= WORK TASK =
Comb the records below for the string "Glove" and copy each line where it turns up.

= EXTRACTED RECORDS =

+++

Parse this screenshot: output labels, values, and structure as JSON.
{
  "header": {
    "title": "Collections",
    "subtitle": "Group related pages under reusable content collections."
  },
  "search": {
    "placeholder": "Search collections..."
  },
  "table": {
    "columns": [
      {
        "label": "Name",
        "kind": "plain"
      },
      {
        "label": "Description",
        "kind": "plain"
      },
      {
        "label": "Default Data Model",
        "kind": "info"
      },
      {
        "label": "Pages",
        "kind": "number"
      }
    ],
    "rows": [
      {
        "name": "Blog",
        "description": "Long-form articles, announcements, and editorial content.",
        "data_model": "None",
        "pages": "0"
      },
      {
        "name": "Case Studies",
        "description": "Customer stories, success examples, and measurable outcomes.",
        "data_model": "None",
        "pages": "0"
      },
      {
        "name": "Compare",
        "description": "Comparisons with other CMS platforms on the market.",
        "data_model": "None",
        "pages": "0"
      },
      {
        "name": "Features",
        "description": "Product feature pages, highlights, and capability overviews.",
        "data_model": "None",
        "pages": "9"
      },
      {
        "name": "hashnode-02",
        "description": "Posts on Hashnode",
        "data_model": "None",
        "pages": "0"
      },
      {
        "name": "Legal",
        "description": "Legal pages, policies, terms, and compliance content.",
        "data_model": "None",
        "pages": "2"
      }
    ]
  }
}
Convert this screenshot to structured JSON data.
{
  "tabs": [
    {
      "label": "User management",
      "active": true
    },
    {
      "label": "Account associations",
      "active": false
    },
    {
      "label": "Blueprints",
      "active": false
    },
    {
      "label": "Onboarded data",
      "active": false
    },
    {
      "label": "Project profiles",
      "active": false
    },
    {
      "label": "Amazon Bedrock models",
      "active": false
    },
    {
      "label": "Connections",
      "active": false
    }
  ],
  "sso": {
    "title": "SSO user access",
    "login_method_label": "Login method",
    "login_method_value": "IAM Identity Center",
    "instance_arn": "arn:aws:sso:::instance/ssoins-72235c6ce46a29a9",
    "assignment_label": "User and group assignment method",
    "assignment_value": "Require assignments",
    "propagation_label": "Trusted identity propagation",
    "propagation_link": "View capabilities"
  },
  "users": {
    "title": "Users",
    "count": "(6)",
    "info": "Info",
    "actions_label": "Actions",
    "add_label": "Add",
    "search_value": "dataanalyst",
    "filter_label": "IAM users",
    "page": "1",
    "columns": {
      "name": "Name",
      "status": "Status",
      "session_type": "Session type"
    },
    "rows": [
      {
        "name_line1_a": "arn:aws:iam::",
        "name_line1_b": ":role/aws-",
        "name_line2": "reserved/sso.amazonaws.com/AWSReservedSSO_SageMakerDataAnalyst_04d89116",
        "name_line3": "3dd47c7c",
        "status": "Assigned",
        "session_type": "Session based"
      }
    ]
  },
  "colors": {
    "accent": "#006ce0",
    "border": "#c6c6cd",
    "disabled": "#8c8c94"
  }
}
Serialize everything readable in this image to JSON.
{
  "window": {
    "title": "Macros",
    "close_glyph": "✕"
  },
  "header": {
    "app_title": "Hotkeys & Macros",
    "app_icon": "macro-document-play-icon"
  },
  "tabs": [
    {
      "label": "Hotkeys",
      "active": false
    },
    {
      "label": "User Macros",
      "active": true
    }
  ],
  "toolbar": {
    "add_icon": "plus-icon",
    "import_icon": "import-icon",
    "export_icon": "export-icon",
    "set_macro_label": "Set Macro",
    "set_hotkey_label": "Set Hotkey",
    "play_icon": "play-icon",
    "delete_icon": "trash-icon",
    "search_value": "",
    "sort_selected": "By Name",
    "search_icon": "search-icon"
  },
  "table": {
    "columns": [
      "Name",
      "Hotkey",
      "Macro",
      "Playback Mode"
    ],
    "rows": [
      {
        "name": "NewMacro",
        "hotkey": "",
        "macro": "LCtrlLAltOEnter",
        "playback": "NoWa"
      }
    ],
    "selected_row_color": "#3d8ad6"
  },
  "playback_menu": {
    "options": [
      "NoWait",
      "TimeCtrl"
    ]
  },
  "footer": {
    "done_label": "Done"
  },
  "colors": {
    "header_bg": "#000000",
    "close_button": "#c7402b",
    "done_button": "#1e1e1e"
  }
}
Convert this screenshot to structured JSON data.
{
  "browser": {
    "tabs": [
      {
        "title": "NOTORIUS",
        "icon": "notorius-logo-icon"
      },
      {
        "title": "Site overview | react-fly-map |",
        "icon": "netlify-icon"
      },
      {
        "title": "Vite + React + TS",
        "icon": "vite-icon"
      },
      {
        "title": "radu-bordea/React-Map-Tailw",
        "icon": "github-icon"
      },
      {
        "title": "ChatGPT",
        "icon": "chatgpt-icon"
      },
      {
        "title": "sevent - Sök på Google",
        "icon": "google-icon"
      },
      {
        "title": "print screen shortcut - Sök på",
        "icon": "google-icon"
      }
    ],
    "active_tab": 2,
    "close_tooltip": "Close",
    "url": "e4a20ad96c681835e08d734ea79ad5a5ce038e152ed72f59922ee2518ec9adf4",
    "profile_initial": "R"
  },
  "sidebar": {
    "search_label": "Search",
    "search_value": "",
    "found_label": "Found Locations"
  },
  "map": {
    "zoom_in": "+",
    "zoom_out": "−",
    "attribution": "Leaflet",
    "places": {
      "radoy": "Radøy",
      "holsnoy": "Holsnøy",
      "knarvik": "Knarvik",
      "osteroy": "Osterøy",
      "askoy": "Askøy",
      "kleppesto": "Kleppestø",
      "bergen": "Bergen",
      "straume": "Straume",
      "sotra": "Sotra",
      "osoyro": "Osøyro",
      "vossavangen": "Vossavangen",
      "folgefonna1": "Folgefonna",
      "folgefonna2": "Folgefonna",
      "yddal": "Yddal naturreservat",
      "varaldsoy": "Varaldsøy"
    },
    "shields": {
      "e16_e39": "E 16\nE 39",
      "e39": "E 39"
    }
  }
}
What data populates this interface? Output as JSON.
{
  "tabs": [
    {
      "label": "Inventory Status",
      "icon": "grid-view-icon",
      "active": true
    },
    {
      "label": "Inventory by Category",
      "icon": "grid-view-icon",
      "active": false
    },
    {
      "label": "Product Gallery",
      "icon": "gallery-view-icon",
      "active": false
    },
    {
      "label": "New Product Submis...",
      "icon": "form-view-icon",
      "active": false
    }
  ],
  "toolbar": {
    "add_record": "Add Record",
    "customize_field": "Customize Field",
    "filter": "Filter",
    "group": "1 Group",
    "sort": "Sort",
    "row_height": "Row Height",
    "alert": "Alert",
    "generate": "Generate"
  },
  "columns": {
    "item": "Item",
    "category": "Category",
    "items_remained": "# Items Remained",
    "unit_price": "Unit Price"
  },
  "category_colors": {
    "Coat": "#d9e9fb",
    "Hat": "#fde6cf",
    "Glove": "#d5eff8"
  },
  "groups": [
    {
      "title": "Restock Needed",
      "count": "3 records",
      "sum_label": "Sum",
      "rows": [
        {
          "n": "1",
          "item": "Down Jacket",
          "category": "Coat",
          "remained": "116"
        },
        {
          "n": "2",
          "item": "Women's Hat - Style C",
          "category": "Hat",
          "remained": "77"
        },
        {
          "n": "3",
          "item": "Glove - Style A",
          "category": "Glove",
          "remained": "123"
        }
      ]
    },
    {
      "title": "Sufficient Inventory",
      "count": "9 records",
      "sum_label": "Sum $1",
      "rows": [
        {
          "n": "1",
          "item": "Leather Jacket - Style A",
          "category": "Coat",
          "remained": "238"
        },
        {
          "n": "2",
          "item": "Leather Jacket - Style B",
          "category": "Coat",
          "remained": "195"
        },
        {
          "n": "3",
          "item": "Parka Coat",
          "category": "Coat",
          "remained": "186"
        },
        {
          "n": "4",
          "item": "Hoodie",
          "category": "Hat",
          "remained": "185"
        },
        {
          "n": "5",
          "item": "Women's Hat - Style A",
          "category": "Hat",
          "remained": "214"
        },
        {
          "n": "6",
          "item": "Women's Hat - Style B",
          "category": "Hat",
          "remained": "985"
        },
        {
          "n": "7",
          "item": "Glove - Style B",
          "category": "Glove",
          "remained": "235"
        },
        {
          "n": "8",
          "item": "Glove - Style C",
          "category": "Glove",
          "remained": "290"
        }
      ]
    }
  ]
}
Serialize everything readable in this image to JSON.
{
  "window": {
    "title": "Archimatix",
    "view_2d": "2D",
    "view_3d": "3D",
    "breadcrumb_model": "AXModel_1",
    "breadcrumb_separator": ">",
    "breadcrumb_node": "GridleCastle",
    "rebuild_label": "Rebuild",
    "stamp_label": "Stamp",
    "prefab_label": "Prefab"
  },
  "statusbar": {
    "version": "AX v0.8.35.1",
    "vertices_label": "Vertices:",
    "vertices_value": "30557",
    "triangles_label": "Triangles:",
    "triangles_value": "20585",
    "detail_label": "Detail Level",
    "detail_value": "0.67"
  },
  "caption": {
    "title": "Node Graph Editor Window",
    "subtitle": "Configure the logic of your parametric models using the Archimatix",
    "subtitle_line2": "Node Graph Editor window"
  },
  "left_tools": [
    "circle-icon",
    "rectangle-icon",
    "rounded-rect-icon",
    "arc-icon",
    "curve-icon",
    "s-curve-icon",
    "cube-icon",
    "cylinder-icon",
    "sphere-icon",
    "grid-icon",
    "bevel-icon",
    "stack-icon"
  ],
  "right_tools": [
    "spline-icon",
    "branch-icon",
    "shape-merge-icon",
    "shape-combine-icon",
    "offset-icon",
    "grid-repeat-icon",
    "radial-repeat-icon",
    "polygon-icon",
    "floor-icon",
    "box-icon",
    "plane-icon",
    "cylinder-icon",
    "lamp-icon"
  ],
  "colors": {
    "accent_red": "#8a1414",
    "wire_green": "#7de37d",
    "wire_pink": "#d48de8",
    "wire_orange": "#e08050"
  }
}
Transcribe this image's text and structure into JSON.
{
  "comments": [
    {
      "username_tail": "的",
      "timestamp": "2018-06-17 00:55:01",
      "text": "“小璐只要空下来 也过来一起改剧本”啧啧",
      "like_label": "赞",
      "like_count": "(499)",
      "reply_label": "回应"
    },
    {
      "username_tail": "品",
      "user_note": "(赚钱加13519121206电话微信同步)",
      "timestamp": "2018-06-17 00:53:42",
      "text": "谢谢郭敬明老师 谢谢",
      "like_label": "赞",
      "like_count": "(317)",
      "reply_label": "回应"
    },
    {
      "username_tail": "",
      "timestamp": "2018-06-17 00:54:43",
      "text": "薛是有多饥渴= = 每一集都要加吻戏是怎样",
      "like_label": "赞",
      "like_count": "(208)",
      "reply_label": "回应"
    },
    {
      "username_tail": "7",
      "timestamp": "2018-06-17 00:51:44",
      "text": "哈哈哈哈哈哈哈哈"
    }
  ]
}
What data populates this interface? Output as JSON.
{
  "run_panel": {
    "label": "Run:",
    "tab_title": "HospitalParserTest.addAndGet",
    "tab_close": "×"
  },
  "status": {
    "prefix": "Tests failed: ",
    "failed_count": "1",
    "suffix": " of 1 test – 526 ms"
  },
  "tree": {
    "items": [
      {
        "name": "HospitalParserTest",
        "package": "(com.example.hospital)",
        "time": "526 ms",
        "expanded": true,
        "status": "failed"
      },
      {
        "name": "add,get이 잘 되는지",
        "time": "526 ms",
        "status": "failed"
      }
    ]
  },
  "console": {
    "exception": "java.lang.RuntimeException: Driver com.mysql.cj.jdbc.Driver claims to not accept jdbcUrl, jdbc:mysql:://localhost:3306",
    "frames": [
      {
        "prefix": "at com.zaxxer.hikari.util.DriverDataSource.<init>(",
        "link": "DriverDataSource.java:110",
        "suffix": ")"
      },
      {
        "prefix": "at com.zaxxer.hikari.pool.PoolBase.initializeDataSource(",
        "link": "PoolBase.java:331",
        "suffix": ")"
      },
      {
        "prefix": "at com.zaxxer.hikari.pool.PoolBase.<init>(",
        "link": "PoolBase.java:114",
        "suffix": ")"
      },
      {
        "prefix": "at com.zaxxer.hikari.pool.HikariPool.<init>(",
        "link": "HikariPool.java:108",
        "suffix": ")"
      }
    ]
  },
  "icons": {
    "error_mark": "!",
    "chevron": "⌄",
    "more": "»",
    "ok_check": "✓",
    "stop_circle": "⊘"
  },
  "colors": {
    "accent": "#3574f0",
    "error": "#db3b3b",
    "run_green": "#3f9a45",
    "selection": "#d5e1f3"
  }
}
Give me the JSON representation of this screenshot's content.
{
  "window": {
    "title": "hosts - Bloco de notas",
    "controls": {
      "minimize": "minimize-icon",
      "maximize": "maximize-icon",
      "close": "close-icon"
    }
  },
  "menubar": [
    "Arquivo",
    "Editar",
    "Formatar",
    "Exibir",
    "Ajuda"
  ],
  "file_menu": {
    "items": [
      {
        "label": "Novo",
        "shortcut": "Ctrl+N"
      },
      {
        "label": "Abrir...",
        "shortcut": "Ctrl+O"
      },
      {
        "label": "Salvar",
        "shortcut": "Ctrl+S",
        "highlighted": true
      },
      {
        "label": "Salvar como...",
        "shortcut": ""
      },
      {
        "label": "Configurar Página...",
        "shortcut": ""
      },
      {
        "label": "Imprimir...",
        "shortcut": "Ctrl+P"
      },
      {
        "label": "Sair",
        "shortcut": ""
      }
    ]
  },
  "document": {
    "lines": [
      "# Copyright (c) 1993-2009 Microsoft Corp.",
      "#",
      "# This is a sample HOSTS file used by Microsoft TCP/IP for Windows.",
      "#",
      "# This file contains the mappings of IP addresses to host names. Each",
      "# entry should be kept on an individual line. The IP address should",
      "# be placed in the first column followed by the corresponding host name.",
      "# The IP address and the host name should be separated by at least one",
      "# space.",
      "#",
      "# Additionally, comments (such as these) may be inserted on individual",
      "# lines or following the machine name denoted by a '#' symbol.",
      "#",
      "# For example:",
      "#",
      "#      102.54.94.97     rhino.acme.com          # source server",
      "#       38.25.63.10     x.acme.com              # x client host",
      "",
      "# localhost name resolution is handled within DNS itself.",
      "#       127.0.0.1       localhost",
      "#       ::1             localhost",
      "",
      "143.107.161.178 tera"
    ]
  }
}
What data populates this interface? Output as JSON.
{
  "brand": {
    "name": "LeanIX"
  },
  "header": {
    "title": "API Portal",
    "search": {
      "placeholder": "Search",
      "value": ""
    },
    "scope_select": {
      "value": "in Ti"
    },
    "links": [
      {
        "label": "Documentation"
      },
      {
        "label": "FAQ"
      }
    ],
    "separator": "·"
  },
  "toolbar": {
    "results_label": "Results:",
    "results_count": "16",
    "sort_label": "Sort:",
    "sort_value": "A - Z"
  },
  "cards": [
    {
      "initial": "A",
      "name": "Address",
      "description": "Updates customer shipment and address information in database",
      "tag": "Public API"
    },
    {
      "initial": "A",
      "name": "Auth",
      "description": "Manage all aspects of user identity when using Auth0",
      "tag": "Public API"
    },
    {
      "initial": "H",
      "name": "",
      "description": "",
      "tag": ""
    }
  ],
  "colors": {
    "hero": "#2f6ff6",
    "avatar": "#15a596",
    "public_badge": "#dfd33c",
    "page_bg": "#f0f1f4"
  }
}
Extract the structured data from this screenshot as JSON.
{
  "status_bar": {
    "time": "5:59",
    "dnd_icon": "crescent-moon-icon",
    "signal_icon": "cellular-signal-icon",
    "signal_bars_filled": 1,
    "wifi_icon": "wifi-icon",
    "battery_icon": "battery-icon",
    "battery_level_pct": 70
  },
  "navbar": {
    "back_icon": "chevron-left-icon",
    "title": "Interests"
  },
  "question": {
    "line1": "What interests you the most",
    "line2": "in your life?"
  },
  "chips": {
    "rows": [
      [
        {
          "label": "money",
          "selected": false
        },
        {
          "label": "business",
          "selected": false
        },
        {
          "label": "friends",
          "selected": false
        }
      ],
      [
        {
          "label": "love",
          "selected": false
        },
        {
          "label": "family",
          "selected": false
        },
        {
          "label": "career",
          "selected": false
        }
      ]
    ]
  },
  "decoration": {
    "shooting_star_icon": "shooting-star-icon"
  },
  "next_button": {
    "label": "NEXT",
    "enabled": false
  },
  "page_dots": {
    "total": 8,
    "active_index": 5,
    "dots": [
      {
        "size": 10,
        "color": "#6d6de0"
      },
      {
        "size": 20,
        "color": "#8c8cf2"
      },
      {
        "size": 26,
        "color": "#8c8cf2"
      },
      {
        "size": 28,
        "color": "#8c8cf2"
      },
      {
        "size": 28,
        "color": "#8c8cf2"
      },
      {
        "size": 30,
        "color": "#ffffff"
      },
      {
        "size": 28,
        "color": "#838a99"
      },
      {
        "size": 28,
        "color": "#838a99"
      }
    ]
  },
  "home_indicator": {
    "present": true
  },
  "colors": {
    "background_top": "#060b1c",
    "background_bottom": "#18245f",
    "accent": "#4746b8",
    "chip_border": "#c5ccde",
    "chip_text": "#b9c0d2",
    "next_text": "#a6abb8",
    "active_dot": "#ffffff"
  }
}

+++

= SOLUTION =
    "Glove": "#d5eff8"
          "item": "Glove - Style A",
          "category": "Glove",
          "item": "Glove - Style B",
          "category": "Glove",
          "item": "Glove - Style C",
          "category": "Glove",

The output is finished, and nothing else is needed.